Task statement:
The answer must be one number: how many lines in the records below contain the string "скидкой".

Record extracts:
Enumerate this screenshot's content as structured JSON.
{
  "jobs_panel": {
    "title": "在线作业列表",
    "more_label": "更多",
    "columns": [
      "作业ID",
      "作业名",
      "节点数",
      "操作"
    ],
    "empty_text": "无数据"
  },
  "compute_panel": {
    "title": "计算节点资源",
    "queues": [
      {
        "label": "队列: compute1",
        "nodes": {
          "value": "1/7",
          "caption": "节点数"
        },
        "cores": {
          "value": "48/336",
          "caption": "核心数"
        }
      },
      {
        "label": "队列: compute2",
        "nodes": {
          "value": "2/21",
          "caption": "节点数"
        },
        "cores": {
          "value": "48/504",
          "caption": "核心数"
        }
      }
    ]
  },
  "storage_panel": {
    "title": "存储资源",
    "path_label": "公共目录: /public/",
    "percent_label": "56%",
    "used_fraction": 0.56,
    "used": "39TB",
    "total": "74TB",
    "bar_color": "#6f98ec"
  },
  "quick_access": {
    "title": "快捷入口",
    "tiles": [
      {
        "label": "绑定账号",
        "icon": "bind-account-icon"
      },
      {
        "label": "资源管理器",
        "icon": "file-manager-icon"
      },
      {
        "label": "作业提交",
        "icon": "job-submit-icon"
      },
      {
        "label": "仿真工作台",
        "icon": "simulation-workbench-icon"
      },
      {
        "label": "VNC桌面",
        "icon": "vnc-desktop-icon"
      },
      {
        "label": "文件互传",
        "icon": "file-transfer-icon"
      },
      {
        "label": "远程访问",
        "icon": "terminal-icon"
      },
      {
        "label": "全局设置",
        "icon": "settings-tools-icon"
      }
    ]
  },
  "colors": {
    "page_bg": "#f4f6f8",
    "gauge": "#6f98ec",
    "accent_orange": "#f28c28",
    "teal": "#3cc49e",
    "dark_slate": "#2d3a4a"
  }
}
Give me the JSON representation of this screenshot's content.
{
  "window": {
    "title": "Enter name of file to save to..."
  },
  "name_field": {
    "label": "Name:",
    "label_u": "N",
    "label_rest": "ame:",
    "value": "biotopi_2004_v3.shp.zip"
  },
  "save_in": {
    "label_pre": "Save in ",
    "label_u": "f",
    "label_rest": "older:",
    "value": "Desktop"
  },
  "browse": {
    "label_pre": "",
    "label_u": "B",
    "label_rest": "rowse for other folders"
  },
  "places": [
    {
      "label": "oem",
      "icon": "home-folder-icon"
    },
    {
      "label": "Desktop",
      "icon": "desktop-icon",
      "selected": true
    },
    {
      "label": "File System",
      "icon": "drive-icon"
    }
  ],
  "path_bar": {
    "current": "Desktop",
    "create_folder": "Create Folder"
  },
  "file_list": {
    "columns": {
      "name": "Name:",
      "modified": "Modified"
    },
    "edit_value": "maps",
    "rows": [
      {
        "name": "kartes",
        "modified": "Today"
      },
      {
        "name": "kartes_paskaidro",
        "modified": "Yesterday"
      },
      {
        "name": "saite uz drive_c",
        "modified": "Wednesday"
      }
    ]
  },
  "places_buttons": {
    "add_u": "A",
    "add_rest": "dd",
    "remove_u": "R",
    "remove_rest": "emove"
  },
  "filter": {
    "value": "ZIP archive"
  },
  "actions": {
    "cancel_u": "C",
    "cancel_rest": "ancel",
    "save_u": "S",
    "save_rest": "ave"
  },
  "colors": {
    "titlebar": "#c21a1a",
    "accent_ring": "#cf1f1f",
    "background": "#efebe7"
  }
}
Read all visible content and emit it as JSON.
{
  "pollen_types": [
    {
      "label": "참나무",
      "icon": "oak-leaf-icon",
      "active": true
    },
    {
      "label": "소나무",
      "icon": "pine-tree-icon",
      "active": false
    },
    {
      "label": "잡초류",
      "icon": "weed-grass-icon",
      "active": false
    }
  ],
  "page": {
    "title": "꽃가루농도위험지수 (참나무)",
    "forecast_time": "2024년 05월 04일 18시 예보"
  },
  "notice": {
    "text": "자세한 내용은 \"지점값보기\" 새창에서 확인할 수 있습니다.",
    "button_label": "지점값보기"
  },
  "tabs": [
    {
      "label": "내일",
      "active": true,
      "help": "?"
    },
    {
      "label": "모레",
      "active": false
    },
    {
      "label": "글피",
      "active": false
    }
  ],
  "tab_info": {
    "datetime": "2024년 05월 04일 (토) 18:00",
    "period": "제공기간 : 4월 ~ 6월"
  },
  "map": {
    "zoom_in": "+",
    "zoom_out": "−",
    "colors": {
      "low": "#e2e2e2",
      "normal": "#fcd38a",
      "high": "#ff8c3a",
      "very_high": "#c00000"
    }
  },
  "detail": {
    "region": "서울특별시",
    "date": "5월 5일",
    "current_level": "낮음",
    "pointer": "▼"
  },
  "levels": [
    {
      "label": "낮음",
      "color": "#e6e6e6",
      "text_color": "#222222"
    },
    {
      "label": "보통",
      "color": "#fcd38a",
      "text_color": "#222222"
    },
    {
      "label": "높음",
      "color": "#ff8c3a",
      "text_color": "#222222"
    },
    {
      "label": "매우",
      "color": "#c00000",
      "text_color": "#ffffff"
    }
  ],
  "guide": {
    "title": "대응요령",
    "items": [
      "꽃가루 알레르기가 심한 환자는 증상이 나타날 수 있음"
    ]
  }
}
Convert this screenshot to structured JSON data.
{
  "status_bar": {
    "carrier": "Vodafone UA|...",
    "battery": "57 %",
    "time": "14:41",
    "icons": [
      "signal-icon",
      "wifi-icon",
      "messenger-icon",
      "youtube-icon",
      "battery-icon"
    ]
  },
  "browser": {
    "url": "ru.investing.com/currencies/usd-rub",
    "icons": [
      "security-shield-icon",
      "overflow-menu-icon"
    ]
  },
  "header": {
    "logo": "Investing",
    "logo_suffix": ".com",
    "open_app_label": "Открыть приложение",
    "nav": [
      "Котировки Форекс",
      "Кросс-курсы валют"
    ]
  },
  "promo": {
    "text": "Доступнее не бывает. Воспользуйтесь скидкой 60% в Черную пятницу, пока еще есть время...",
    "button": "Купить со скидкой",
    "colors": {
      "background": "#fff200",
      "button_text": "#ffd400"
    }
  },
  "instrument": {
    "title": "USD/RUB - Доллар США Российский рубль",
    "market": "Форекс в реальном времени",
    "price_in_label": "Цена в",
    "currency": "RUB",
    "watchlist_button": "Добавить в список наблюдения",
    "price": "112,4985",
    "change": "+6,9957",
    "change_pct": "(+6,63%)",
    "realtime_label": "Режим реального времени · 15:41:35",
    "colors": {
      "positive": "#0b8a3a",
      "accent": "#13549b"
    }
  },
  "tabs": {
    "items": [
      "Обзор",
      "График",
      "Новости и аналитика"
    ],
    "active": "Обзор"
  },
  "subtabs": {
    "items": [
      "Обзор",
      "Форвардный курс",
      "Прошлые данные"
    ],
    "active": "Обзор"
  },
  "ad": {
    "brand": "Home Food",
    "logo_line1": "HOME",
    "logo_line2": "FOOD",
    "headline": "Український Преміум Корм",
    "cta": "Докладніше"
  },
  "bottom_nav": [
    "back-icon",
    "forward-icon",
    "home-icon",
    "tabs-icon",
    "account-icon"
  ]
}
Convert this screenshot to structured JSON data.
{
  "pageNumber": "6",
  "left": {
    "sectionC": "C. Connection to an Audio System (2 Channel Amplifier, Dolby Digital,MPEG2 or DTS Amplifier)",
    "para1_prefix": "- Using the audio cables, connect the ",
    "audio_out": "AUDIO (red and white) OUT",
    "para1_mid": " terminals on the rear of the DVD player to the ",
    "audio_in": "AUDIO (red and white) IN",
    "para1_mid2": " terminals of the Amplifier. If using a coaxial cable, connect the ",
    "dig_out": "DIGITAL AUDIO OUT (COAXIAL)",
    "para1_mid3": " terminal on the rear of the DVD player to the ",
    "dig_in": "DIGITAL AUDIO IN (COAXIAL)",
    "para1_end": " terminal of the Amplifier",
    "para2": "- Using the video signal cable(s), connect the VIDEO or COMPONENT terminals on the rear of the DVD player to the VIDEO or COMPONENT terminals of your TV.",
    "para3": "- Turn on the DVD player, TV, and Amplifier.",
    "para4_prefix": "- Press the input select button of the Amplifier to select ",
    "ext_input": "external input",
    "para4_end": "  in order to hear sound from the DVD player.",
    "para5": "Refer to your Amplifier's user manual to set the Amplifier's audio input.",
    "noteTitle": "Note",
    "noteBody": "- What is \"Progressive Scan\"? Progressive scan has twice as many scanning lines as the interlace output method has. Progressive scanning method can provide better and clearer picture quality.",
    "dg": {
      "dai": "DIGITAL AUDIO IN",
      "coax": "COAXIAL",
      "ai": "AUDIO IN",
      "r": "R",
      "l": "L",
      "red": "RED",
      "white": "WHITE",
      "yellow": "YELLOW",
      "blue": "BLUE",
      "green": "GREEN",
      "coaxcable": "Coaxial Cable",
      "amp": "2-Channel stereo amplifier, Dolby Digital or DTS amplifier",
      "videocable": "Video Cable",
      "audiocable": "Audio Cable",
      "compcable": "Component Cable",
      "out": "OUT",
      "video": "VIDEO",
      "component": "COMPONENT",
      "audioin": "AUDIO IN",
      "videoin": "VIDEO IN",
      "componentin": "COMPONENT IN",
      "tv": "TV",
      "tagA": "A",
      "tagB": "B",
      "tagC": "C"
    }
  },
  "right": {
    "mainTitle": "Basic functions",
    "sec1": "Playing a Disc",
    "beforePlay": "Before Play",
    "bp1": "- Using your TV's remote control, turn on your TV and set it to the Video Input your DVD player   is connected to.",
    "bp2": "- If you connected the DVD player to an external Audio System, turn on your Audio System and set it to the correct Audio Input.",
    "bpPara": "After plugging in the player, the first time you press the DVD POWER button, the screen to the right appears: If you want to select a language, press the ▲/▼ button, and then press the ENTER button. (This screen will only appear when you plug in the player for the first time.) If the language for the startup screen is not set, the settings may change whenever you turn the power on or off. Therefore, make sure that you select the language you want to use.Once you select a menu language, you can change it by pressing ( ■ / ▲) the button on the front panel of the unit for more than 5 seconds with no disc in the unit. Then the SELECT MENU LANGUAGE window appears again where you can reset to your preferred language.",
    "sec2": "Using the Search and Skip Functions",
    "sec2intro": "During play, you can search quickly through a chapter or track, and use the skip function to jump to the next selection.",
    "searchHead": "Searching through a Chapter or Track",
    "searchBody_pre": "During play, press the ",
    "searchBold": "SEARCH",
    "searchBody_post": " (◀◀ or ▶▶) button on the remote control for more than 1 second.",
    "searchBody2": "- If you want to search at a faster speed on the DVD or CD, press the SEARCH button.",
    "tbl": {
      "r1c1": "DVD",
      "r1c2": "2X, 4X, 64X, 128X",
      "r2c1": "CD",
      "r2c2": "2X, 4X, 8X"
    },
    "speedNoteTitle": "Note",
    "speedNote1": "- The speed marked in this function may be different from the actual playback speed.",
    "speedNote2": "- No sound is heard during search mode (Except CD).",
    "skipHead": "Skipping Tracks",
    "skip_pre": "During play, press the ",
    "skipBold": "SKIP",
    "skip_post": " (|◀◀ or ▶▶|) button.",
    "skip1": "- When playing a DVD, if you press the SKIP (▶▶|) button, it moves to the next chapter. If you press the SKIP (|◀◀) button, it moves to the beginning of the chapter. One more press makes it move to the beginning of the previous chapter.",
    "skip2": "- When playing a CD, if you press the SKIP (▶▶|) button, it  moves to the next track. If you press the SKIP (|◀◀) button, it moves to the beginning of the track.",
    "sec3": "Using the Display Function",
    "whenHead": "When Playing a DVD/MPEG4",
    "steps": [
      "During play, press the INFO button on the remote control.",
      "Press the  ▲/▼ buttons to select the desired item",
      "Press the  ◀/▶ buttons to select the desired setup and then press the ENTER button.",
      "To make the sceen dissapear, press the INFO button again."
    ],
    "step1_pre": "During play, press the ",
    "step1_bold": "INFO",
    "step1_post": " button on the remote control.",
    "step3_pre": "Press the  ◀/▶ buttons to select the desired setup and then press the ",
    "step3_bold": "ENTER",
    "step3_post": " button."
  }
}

The answer:
2